Huntington County Honors announces a new class each year. The organization will also look to individual and corporate sponsorships to help offset operational costs. Anyone interested in sponsorships may contact the group at info@huntingtoncounty honors.org or by regular mail at Huntington County Honors, PO Box 481, Huntington, IN 46750.

This year’s Huntington County Honors class includes:

Athletics and Recreation
• The Clark Twins — Four sets of twins from one Andrews family who formed a basketball team that barnstormed the United States before joining the Harlem Globetrotters on European tours and becoming an international sensation.

• Gary Dilley — A product of Glen Hummer’s legendary YMCA swimming program, Dilley won a silver medal in the 1964 Tokyo Olympic Games and was a 12-time All-American at Michigan State University.

• Ivan “Kaiser” Wilhelm — The best all-around athlete of his era and a 2011 Indiana Basketball Hall of Fame inductee, Wilhelm quarterbacked the Huntington High School football team and led the Viking basketball squad to the state Final Four in 1945.

Business and Professional
• JW Caswell/Winfred Runyan — The Caswell Runyan company was the premier builder of cedar chests in the country, earning numerous patents as it branched out to build consoles for radio, phonographs and later jukeboxes and television sets.

• Dr. R.M. Hafner — The local veterinarian  was also president of Community State Bank and was instrumental in the creation of Riverfork Industrial Park. He also served on numerous boards and was involved in many local organizations.

• Gerald “Jerry” Yeoman —  A businessman who started Yeoman Engineering, a pioneering company producing precision molding and tool-and-die work. Yeoman also made his mark in many areas of Huntington life, including economic development, youth baseball and Pathfinder Services.

Community and Public Service
• Emmaline “Emmy” Purviance Henn — A tireless hands-on volunteer, she took up the cause of preserving Huntington’s past and its historic buildings, none bigger than the renovation of the LaFontaine Hotel in the 1980s.

• Joan Keefer — Her creation of the Indiana Room at the Huntington City-Township Public Library made it a must-stop for researchers. Keefer’s encyclopedic mind and countless investigation hours made her a sought-after genealogist and informational resource.

• Mel Ring — In his 60 years as a local resident, Ring has been involved in  nearly every aspect of life in Huntington County, from its infrastructure to its economic development, and to many service organizations supporting children, those of lesser means and to preserving history.

Humanities and Cultural
• Dr. E. DeWitt Baker — Through his 16 years as president of Huntington College, he oversaw the rapid expansion of the school.
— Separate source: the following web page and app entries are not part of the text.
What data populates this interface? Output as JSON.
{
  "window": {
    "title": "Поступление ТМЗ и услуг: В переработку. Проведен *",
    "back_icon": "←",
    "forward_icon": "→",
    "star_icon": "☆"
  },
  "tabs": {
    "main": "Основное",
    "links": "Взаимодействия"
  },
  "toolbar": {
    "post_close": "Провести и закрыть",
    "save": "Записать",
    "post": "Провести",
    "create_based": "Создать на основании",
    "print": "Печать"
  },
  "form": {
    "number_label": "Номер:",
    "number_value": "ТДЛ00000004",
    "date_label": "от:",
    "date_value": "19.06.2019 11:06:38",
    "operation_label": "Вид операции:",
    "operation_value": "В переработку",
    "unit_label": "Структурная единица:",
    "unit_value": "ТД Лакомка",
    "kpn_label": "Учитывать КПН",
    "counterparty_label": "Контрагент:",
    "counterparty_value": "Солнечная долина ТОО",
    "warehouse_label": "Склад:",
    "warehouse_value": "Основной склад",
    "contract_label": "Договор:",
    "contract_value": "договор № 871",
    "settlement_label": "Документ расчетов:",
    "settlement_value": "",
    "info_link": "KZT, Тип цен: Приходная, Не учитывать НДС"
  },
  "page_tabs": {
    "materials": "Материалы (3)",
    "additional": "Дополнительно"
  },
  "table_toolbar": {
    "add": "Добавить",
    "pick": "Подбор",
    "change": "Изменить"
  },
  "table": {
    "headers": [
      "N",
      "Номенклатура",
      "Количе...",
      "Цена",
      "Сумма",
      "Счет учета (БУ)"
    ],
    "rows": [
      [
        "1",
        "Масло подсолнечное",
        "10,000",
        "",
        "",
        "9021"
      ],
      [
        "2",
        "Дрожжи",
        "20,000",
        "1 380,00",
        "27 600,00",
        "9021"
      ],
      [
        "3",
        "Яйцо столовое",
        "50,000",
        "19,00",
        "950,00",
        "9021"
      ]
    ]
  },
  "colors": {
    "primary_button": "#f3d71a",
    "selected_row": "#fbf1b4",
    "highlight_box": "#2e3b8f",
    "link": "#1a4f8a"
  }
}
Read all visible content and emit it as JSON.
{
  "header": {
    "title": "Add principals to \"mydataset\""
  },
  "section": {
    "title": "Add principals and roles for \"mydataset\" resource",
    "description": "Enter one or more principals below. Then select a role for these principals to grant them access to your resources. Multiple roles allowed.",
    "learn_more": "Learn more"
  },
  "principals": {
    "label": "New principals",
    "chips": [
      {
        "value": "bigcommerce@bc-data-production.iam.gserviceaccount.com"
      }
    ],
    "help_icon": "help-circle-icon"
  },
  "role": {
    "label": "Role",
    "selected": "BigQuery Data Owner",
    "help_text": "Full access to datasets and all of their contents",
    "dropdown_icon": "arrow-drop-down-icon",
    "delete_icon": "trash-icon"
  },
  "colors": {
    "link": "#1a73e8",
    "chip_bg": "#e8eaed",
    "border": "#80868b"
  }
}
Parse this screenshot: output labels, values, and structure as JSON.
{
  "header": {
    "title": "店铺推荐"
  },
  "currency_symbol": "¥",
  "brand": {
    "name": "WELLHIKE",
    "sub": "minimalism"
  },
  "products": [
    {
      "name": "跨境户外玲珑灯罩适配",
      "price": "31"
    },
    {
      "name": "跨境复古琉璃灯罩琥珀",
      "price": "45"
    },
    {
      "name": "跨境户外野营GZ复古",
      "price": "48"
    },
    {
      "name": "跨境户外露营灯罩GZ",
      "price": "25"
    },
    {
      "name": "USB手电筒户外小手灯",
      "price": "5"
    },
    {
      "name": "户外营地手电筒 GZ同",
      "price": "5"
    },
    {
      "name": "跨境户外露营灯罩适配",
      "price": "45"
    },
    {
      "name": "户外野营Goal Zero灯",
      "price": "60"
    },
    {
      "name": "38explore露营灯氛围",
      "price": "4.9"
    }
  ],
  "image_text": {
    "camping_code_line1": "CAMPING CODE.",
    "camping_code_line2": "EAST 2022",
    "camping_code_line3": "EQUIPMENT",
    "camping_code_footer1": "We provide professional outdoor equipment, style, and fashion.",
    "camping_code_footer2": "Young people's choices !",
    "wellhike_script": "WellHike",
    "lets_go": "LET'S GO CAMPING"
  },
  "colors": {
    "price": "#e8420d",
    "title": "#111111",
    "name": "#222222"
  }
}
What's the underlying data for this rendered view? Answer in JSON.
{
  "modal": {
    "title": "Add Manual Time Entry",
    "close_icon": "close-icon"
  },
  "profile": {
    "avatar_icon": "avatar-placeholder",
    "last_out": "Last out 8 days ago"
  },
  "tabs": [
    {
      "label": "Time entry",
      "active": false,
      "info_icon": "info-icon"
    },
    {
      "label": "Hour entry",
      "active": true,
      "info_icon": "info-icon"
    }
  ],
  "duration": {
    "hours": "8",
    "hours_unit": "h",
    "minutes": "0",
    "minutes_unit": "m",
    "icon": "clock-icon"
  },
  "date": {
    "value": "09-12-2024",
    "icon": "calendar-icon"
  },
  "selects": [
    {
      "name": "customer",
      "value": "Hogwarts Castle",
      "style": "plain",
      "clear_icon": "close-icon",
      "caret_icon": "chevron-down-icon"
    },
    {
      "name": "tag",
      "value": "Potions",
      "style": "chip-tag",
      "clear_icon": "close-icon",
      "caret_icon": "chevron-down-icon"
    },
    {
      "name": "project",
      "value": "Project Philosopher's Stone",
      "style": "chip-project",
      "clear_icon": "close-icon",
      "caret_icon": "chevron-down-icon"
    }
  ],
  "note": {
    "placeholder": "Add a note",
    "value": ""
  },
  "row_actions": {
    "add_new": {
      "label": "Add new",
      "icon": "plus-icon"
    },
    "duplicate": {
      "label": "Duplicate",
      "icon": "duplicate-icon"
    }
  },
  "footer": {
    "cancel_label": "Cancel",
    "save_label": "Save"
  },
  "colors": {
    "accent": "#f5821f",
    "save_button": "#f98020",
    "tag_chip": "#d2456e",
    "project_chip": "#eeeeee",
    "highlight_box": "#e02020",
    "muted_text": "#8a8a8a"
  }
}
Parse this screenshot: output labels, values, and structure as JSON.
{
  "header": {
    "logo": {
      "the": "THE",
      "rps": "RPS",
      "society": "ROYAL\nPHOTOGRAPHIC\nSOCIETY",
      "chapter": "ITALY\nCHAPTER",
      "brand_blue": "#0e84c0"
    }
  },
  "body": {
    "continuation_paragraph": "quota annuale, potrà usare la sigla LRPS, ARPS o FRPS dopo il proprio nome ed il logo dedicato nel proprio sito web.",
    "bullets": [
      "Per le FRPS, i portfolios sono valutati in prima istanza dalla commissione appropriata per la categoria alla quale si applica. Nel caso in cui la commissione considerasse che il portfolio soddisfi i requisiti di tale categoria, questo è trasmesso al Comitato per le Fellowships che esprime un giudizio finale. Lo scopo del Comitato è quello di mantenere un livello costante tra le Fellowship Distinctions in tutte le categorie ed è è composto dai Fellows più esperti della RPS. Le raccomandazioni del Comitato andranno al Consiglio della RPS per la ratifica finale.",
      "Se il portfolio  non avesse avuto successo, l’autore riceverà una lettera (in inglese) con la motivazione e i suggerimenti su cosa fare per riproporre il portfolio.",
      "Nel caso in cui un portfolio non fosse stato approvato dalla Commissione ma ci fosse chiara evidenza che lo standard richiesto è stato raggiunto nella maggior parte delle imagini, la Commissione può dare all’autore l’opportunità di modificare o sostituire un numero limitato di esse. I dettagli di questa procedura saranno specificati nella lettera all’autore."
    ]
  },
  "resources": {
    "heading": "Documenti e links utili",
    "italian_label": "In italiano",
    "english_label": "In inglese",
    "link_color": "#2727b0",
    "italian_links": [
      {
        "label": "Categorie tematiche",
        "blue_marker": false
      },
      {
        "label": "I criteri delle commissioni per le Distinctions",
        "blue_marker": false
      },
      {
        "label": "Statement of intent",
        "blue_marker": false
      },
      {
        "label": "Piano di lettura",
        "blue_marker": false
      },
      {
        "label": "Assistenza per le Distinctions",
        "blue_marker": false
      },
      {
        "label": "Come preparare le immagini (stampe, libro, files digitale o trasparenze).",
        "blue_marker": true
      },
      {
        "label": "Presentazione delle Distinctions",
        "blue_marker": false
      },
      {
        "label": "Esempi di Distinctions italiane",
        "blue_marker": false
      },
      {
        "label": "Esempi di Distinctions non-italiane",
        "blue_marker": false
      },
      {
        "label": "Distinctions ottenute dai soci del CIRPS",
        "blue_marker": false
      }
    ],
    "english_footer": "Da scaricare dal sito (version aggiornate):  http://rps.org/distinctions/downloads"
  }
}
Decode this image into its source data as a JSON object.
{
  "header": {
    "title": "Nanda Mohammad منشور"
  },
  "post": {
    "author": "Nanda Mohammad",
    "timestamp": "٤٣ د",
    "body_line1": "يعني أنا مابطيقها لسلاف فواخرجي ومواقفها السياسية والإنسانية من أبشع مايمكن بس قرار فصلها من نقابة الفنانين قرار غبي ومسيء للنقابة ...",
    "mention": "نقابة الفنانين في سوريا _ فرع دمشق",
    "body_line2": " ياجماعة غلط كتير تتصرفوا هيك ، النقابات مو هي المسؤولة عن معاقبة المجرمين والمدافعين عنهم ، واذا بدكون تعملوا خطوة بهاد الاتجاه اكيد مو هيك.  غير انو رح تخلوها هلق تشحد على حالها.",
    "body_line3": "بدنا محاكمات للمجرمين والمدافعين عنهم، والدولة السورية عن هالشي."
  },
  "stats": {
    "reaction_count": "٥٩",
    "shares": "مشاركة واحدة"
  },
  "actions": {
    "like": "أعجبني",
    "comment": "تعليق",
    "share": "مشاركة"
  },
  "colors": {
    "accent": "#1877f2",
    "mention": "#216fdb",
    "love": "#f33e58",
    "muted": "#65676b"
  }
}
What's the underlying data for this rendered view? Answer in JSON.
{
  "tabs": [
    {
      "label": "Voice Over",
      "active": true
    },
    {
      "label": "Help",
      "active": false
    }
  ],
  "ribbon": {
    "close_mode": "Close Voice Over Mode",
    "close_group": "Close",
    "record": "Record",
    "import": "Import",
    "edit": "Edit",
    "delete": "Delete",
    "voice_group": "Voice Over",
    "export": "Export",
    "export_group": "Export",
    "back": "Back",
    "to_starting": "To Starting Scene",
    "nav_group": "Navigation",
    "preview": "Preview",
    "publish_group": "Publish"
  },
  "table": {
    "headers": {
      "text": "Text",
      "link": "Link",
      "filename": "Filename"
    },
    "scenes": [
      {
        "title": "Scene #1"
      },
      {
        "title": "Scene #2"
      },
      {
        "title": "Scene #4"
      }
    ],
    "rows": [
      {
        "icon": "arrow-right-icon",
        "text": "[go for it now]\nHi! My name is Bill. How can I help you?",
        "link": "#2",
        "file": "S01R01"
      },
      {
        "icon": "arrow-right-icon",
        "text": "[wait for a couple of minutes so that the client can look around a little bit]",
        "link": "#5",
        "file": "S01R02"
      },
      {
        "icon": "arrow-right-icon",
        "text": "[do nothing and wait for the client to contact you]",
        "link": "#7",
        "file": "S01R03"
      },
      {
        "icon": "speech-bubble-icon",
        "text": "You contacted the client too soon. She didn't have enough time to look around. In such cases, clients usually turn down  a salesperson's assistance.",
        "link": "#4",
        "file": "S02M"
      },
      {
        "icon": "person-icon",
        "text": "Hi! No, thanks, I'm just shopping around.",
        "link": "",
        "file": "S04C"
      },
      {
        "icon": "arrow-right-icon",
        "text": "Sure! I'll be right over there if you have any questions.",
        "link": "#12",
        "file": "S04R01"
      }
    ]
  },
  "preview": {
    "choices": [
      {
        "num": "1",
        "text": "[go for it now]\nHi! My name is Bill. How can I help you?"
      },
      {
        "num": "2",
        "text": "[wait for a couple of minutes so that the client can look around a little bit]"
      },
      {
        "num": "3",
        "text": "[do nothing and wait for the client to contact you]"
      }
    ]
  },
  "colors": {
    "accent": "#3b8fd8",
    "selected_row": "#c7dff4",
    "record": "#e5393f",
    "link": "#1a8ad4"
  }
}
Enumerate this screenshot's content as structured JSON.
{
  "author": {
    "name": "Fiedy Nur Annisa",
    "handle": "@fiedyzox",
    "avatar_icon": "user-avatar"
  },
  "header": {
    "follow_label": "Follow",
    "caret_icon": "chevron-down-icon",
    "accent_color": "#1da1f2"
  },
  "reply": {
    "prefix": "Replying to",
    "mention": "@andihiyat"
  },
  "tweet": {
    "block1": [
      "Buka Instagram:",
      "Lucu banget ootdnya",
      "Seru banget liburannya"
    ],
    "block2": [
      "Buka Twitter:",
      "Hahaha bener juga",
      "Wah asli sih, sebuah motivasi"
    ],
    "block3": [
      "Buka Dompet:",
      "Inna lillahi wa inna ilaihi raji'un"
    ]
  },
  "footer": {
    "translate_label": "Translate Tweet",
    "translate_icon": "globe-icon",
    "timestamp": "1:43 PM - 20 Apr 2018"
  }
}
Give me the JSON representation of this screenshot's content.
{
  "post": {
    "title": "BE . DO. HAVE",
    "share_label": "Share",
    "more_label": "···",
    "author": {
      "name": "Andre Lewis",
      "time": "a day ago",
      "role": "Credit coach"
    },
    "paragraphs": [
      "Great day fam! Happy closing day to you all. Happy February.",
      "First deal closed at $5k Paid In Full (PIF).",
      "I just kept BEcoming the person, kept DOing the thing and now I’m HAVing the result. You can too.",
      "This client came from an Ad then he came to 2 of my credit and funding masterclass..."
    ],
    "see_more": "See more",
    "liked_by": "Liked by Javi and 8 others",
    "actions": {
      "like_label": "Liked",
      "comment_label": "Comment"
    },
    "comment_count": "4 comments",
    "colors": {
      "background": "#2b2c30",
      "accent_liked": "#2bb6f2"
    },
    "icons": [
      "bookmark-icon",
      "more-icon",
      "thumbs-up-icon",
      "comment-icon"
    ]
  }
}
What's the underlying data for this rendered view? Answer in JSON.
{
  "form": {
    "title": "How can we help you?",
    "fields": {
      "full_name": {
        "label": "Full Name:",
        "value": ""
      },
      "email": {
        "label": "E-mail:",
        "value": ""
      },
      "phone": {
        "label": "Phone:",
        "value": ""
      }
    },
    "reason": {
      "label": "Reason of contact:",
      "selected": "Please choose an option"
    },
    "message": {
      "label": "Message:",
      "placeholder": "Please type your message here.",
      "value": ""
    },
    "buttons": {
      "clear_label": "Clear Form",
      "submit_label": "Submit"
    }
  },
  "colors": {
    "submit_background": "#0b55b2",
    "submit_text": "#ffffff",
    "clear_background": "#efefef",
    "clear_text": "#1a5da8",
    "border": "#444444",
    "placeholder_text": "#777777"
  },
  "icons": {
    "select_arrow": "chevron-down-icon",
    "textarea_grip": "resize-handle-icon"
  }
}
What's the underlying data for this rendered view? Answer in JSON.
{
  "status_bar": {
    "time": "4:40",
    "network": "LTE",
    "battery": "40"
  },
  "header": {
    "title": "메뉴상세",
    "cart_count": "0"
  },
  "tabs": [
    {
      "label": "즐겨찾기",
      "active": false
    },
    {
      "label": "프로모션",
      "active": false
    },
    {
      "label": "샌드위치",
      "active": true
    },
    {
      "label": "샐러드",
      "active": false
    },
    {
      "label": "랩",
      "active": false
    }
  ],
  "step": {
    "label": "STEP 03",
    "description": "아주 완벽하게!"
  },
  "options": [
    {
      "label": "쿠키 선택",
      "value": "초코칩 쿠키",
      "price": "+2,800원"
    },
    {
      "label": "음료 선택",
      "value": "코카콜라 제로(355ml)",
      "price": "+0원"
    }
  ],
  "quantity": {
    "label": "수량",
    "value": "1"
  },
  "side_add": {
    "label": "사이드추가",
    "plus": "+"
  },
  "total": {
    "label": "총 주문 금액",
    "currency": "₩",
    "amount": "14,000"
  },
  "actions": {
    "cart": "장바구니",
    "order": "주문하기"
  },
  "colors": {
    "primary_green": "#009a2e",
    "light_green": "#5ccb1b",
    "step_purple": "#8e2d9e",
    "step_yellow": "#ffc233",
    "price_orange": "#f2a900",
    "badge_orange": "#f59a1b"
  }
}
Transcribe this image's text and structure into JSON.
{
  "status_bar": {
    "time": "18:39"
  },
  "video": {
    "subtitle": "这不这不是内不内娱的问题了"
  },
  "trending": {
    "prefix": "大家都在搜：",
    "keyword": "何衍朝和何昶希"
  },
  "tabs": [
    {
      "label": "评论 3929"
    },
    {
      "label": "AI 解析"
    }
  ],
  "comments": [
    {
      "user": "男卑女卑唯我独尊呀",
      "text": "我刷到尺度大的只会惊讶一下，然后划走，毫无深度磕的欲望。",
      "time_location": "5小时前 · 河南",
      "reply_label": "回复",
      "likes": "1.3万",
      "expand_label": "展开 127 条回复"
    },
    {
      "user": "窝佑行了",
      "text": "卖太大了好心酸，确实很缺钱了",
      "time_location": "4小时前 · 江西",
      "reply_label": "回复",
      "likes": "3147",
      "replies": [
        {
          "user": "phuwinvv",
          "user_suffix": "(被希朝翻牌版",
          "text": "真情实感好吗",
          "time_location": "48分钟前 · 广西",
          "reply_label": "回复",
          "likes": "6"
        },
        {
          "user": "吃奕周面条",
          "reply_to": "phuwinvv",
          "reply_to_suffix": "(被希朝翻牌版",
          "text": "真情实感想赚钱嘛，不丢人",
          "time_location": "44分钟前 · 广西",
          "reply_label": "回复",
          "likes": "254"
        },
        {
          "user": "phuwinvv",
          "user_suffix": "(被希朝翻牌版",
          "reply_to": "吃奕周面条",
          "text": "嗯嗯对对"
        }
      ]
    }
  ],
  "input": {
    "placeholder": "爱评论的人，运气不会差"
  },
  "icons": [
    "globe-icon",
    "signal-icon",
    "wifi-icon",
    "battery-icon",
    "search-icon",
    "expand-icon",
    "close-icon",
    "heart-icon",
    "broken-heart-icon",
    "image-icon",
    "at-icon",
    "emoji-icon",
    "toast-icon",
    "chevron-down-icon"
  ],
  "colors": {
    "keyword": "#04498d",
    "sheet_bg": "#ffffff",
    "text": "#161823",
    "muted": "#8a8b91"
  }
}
He also served in a missionary role, especially in Sierra Leone, where he was instrumental in creating mission schools to bring literacy to the country, and initiating a polio-eradication program.

• Luke Scheer — Considered the preeminent historian of the Miami tribe of Native Americans, Scheer spent years researching and preserving the tribe’s genealogy and history. He led the way to preservation of Chief Richardville House and laid the groundwork for the Historic Forks of the Wabash.

• H. Allen Smith — With a newspaper career that began at the Huntington Press, Smith went on to become a best-selling author and humorist whose books sold in the millions in the 1940s and ’50s. He also wrote feature articles for most of the top magazines of the day.
Historical

• The Bippus Family — Multiple generations of the family made huge impacts on the county. They initially improved the canal system, then brought the railroad to Huntington. The family aided in the town’s growth by adding natural gas, oil, and electricity, and built the grand LaFontaine Hotel.

• Elizebeth Smith Friedman  — Called “America’s first female cryptanalyst,” Friedman and her husband went from decoding the works of Shakespeare to deciphering military communiques in World War I, unscrambling rumrunners’ messages during Prohibition and helping to break the German Enigma machine code in World War II.

• Helen Purviance — The original “Doughnut Girl” of the Salvation Army in World War I, Purviance learned to make the deep-fried treats from scant supplies in trenches help satisfy soldiers’ physical hunger and give them a touch of home comfort.